--- Source information ---

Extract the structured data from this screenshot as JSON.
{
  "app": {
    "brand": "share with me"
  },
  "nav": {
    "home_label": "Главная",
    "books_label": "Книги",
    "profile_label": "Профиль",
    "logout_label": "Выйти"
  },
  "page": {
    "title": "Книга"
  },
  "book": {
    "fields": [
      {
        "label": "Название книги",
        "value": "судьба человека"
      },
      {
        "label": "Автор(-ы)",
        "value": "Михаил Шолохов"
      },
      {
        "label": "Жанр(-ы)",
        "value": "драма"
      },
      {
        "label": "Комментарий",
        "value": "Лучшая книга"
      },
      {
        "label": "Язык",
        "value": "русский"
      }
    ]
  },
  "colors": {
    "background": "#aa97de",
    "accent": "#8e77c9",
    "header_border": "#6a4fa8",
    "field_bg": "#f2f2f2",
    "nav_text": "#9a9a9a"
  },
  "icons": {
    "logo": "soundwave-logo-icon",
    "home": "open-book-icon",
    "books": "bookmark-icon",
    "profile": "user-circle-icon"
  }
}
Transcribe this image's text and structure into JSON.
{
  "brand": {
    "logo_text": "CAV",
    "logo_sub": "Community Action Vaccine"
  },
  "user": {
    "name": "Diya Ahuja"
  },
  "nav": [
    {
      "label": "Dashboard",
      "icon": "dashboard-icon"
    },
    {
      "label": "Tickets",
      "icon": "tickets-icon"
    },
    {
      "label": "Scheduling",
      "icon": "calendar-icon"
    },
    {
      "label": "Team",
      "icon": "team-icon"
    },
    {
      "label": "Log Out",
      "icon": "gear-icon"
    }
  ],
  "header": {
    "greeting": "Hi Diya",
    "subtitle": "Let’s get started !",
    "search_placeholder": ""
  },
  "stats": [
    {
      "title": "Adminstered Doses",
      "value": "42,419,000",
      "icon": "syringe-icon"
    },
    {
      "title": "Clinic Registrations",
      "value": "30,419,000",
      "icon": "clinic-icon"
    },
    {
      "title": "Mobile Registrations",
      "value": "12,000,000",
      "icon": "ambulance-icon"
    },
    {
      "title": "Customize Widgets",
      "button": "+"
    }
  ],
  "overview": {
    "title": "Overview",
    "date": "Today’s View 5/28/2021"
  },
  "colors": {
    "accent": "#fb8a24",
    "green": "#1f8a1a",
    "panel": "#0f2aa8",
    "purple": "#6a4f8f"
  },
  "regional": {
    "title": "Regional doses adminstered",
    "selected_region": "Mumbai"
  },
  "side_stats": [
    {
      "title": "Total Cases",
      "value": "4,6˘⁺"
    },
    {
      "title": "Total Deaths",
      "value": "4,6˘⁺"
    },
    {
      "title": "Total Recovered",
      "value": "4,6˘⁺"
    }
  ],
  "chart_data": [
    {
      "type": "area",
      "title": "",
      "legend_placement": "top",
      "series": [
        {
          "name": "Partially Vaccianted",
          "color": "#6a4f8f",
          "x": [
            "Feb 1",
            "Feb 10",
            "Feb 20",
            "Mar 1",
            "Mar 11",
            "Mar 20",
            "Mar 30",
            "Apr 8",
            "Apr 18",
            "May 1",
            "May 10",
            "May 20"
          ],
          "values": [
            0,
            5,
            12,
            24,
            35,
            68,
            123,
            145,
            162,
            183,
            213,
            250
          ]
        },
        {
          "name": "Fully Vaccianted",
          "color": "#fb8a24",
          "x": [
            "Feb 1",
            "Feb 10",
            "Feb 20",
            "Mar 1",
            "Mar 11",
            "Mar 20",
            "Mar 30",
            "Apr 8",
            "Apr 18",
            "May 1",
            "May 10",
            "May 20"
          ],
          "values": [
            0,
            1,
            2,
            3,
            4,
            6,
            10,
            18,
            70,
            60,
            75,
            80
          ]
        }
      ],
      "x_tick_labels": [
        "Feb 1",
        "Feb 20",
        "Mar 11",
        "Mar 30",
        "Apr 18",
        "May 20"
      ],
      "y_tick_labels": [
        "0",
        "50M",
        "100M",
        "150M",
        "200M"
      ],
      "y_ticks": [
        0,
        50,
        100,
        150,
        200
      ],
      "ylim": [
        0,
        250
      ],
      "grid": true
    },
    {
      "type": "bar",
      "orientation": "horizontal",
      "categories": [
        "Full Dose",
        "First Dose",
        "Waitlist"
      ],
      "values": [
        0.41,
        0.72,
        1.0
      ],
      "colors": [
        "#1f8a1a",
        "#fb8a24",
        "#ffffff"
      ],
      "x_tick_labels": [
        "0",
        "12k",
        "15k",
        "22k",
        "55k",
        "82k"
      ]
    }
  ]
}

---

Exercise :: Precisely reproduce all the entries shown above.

Final answer ::
Extract the structured data from this screenshot as JSON.
{
  "app": {
    "brand": "share with me"
  },
  "nav": {
    "home_label": "Главная",
    "books_label": "Книги",
    "profile_label": "Профиль",
    "logout_label": "Выйти"
  },
  "page": {
    "title": "Книга"
  },
  "book": {
    "fields": [
      {
        "label": "Название книги",
        "value": "судьба человека"
      },
      {
        "label": "Автор(-ы)",
        "value": "Михаил Шолохов"
      },
      {
        "label": "Жанр(-ы)",
        "value": "драма"
      },
      {
        "label": "Комментарий",
        "value": "Лучшая книга"
      },
      {
        "label": "Язык",
        "value": "русский"
      }
    ]
  },
  "colors": {
    "background": "#aa97de",
    "accent": "#8e77c9",
    "header_border": "#6a4fa8",
    "field_bg": "#f2f2f2",
    "nav_text": "#9a9a9a"
  },
  "icons": {
    "logo": "soundwave-logo-icon",
    "home": "open-book-icon",
    "books": "bookmark-icon",
    "profile": "user-circle-icon"
  }
}
Transcribe this image's text and structure into JSON.
{
  "brand": {
    "logo_text": "CAV",
    "logo_sub": "Community Action Vaccine"
  },
  "user": {
    "name": "Diya Ahuja"
  },
  "nav": [
    {
      "label": "Dashboard",
      "icon": "dashboard-icon"
    },
    {
      "label": "Tickets",
      "icon": "tickets-icon"
    },
    {
      "label": "Scheduling",
      "icon": "calendar-icon"
    },
    {
      "label": "Team",
      "icon": "team-icon"
    },
    {
      "label": "Log Out",
      "icon": "gear-icon"
    }
  ],
  "header": {
    "greeting": "Hi Diya",
    "subtitle": "Let’s get started !",
    "search_placeholder": ""
  },
  "stats": [
    {
      "title": "Adminstered Doses",
      "value": "42,419,000",
      "icon": "syringe-icon"
    },
    {
      "title": "Clinic Registrations",
      "value": "30,419,000",
      "icon": "clinic-icon"
    },
    {
      "title": "Mobile Registrations",
      "value": "12,000,000",
      "icon": "ambulance-icon"
    },
    {
      "title": "Customize Widgets",
      "button": "+"
    }
  ],
  "overview": {
    "title": "Overview",
    "date": "Today’s View 5/28/2021"
  },
  "colors": {
    "accent": "#fb8a24",
    "green": "#1f8a1a",
    "panel": "#0f2aa8",
    "purple": "#6a4f8f"
  },
  "regional": {
    "title": "Regional doses adminstered",
    "selected_region": "Mumbai"
  },
  "side_stats": [
    {
      "title": "Total Cases",
      "value": "4,6˘⁺"
    },
    {
      "title": "Total Deaths",
      "value": "4,6˘⁺"
    },
    {
      "title": "Total Recovered",
      "value": "4,6˘⁺"
    }
  ],
  "chart_data": [
    {
      "type": "area",
      "title": "",
      "legend_placement": "top",
      "series": [
        {
          "name": "Partially Vaccianted",
          "color": "#6a4f8f",
          "x": [
            "Feb 1",
            "Feb 10",
            "Feb 20",
            "Mar 1",
            "Mar 11",
            "Mar 20",
            "Mar 30",
            "Apr 8",
            "Apr 18",
            "May 1",
            "May 10",
            "May 20"
          ],
          "values": [
            0,
            5,
            12,
            24,
            35,
            68,
            123,
            145,
            162,
            183,
            213,
            250
          ]
        },
        {
          "name": "Fully Vaccianted",
          "color": "#fb8a24",
          "x": [
            "Feb 1",
            "Feb 10",
            "Feb 20",
            "Mar 1",
            "Mar 11",
            "Mar 20",
            "Mar 30",
            "Apr 8",
            "Apr 18",
            "May 1",
            "May 10",
            "May 20"
          ],
          "values": [
            0,
            1,
            2,
            3,
            4,
            6,
            10,
            18,
            70,
            60,
            75,
            80
          ]
        }
      ],
      "x_tick_labels": [
        "Feb 1",
        "Feb 20",
        "Mar 11",
        "Mar 30",
        "Apr 18",
        "May 20"
      ],
      "y_tick_labels": [
        "0",
        "50M",
        "100M",
        "150M",
        "200M"
      ],
      "y_ticks": [
        0,
        50,
        100,
        150,
        200
      ],
      "ylim": [
        0,
        250
      ],
      "grid": true
    },
    {
      "type": "bar",
      "orientation": "horizontal",
      "categories": [
        "Full Dose",
        "First Dose",
        "Waitlist"
      ],
      "values": [
        0.41,
        0.72,
        1.0
      ],
      "colors": [
        "#1f8a1a",
        "#fb8a24",
        "#ffffff"
      ],
      "x_tick_labels": [
        "0",
        "12k",
        "15k",
        "22k",
        "55k",
        "82k"
      ]
    }
  ]
}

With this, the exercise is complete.